**What you should do:** Look through the data below for the string "Illegal", and copy every line where it turns up.

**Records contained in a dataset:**

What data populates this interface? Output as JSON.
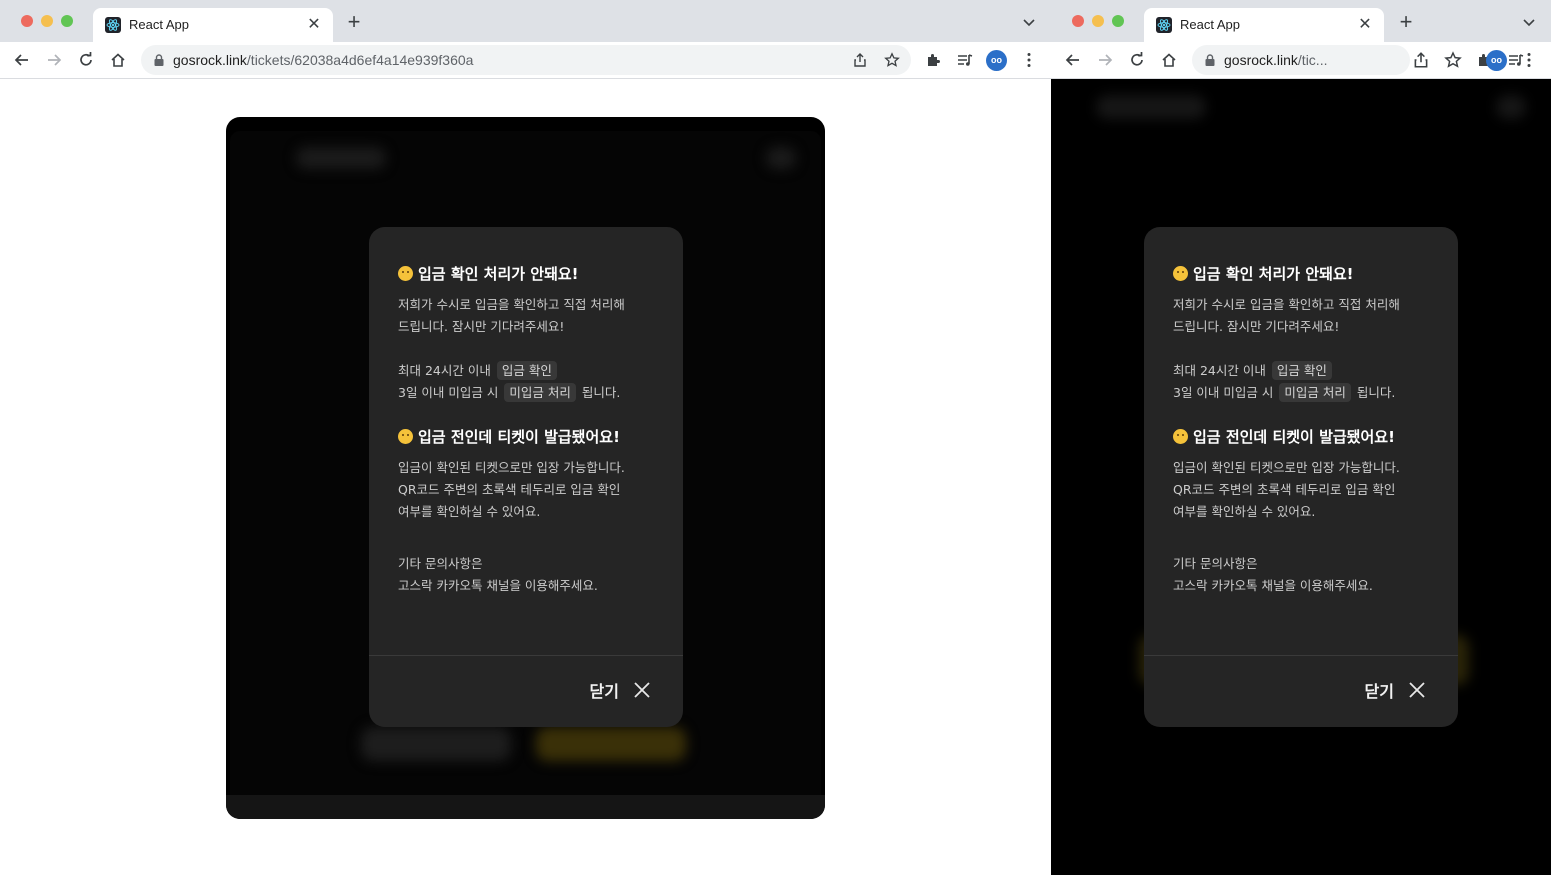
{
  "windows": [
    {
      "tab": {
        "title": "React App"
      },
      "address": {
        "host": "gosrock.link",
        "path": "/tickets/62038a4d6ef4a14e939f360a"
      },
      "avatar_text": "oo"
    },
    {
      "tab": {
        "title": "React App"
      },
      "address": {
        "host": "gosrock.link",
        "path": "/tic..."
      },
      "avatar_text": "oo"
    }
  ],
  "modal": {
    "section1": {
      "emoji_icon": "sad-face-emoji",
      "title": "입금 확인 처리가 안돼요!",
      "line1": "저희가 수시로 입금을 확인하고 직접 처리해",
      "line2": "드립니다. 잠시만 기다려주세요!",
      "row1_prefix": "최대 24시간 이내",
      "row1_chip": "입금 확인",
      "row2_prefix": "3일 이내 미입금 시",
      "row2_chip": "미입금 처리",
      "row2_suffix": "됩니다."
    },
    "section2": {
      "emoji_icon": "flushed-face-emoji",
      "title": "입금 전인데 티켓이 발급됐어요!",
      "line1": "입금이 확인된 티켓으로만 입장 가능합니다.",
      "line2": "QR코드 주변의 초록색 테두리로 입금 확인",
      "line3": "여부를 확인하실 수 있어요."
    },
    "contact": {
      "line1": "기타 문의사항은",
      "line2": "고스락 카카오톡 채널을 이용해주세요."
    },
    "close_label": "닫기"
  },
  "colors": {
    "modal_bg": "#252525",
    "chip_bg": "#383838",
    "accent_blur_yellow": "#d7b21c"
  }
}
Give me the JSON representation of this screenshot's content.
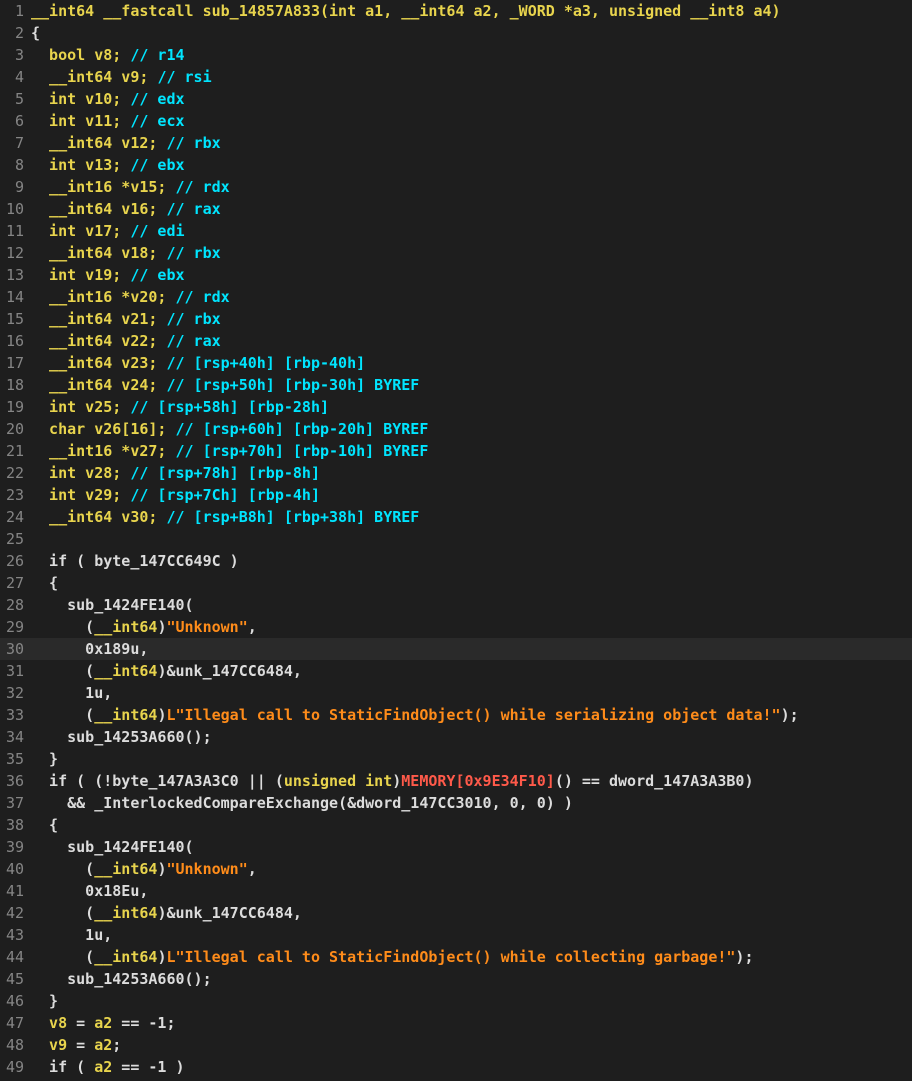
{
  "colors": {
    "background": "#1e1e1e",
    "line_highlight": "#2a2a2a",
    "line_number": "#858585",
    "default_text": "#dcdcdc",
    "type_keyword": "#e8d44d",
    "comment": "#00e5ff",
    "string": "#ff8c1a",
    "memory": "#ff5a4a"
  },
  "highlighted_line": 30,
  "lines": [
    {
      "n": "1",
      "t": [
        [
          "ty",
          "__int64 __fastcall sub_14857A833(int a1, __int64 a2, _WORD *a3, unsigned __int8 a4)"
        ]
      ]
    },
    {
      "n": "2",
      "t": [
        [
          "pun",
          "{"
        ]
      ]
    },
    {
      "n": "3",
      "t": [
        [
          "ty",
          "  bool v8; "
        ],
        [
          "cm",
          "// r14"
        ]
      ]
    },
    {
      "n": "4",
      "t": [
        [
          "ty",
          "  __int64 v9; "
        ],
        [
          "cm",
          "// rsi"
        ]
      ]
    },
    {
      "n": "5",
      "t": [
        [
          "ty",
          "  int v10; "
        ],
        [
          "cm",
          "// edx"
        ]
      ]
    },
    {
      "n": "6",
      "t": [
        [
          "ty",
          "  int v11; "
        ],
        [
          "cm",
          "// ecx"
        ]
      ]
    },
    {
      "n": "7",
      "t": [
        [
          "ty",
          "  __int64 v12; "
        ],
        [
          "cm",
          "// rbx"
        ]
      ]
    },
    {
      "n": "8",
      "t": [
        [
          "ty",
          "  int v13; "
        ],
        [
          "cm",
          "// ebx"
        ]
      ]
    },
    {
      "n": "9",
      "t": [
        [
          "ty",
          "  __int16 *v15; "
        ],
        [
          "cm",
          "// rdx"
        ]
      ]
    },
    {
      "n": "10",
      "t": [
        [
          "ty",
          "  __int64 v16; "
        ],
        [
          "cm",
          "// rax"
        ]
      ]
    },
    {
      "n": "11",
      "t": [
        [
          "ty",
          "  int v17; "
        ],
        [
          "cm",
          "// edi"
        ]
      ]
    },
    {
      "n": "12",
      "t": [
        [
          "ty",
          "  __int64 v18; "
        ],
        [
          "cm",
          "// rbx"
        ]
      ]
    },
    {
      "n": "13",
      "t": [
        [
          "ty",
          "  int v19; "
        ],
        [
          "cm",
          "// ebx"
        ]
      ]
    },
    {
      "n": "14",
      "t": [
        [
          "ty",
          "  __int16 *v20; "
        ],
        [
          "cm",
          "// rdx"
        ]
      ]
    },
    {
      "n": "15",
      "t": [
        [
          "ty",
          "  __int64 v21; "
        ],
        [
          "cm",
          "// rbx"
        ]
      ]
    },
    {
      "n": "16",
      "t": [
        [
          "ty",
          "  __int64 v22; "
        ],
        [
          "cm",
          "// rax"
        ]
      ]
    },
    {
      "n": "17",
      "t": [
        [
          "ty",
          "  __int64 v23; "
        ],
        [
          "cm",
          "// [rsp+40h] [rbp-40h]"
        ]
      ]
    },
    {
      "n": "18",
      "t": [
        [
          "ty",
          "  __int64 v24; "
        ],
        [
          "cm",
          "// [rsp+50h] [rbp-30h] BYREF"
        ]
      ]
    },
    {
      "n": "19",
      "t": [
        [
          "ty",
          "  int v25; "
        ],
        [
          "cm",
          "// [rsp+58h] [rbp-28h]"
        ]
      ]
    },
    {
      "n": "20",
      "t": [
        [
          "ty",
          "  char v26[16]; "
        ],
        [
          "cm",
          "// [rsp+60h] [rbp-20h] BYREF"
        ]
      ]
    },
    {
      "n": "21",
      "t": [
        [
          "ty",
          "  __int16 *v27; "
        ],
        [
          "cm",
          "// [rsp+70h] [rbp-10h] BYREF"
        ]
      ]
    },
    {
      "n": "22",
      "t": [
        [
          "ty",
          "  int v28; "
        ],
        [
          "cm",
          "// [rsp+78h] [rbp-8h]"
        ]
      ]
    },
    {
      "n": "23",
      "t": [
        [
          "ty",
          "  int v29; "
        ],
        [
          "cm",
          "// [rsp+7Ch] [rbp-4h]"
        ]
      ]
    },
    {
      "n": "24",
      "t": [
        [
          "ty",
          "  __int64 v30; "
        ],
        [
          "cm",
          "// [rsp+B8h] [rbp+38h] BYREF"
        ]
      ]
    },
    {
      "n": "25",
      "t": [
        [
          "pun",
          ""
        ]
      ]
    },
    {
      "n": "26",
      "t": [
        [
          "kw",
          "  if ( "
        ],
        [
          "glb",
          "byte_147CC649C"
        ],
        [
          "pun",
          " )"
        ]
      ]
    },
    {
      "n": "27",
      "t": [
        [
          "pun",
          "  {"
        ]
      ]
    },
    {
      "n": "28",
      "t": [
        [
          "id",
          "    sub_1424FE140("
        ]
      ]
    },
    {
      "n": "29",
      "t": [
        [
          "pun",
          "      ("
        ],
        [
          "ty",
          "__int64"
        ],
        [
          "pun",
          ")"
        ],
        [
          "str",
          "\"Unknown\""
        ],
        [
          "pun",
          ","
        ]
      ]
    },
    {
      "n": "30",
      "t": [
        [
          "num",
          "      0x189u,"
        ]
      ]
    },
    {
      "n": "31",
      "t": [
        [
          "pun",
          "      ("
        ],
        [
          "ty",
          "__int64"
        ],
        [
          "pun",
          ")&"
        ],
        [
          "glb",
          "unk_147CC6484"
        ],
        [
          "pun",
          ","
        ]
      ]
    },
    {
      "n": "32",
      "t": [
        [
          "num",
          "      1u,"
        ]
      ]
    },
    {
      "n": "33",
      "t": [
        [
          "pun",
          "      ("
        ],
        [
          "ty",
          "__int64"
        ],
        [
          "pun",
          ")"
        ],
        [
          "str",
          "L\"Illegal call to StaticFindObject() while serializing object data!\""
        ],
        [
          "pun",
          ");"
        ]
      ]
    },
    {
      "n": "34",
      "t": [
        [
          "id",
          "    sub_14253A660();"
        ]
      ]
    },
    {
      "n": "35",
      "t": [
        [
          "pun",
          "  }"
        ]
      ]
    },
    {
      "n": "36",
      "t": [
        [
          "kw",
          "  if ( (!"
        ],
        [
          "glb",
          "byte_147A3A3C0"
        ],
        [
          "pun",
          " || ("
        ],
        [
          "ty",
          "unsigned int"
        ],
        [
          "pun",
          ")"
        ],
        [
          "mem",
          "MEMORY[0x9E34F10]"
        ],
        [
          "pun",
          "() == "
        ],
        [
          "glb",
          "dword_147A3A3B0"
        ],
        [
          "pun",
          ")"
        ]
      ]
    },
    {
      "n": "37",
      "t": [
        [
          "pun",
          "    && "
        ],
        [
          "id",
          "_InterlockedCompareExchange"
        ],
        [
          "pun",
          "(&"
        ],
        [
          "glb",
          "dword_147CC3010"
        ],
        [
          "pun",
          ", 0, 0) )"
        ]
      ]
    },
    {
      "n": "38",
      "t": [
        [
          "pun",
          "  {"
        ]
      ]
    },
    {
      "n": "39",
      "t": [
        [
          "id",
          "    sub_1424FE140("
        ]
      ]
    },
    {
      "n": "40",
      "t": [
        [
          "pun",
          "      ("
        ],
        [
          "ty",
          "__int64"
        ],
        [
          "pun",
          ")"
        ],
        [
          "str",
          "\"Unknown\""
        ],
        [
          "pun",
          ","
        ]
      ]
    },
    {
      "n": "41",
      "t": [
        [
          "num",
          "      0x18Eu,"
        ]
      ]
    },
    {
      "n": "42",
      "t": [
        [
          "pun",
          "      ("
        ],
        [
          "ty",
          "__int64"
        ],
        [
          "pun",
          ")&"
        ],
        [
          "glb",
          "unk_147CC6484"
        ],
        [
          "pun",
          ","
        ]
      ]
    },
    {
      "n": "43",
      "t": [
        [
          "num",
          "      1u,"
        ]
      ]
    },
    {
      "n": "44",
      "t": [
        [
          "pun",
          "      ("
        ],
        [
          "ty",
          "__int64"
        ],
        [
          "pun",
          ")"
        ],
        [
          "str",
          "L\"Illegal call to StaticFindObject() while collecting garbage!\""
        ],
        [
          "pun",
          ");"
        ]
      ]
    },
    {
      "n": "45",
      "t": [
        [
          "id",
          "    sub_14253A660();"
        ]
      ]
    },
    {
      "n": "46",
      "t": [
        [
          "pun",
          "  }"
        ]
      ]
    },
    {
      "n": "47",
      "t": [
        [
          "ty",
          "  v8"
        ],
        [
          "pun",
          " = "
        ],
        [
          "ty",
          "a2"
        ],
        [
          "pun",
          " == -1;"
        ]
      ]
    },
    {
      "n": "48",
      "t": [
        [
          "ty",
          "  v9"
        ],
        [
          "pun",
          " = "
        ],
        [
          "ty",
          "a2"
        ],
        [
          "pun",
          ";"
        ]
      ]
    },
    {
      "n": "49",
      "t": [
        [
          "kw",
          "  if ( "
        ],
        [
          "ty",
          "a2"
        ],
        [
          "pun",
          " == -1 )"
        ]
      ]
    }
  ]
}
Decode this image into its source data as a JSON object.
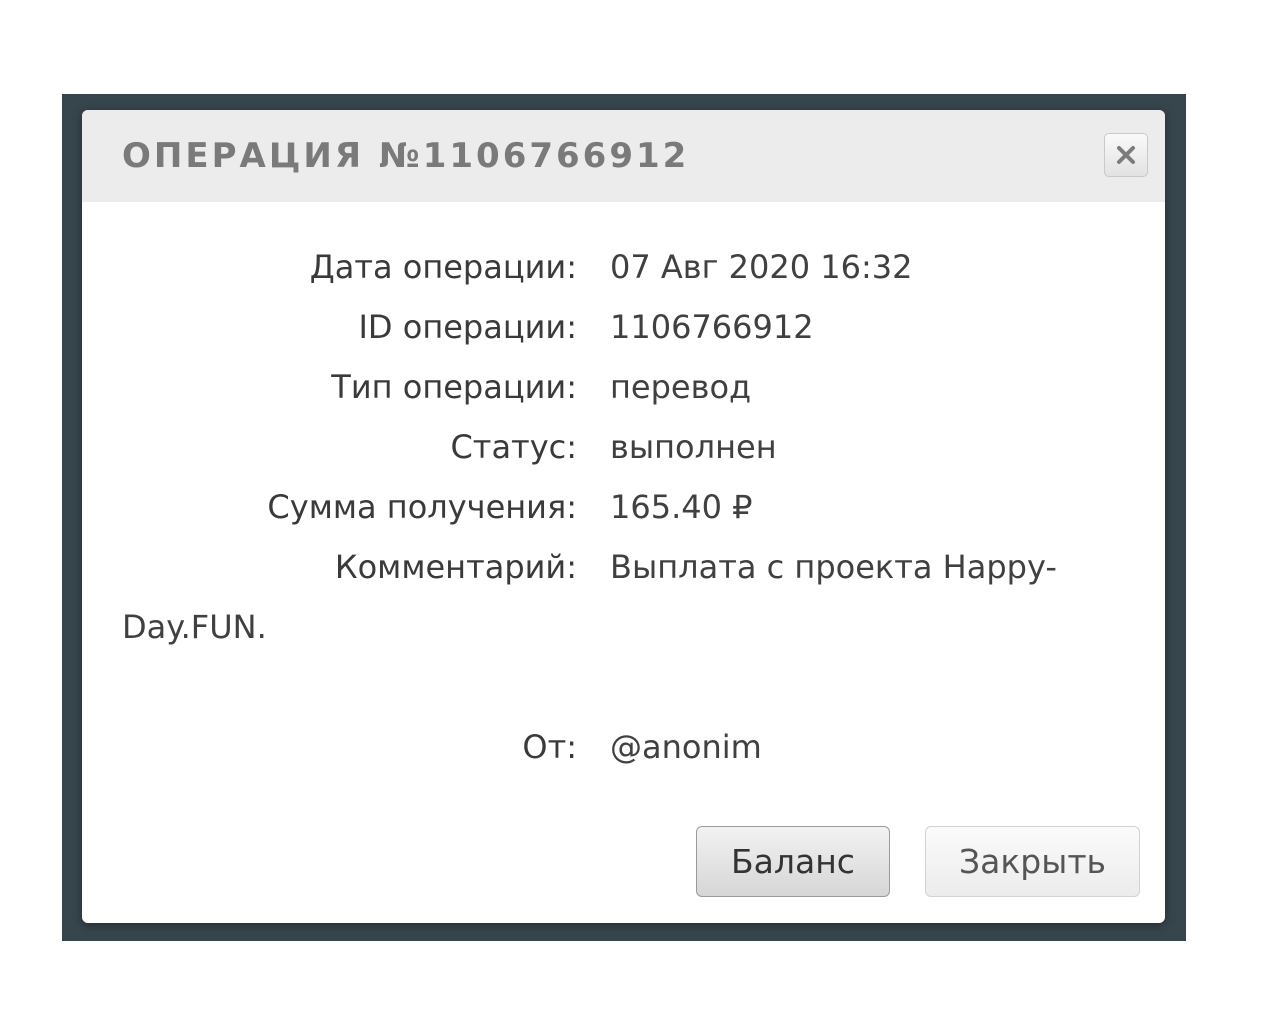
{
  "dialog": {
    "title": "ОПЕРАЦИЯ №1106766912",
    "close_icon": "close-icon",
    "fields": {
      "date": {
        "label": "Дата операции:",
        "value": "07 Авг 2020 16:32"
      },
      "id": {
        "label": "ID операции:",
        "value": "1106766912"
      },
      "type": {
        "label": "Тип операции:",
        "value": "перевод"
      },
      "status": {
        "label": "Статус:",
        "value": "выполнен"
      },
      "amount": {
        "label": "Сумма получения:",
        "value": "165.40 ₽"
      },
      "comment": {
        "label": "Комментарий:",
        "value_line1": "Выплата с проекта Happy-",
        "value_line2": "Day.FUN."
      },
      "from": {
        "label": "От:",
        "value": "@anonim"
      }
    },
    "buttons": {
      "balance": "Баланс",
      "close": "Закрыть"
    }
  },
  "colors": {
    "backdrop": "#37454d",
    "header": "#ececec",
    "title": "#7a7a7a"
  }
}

**Output of the exercise:**
          "L\"Illegal call to StaticFindObject() while serializing object data!\""
          "L\"Illegal call to StaticFindObject() while collecting garbage!\""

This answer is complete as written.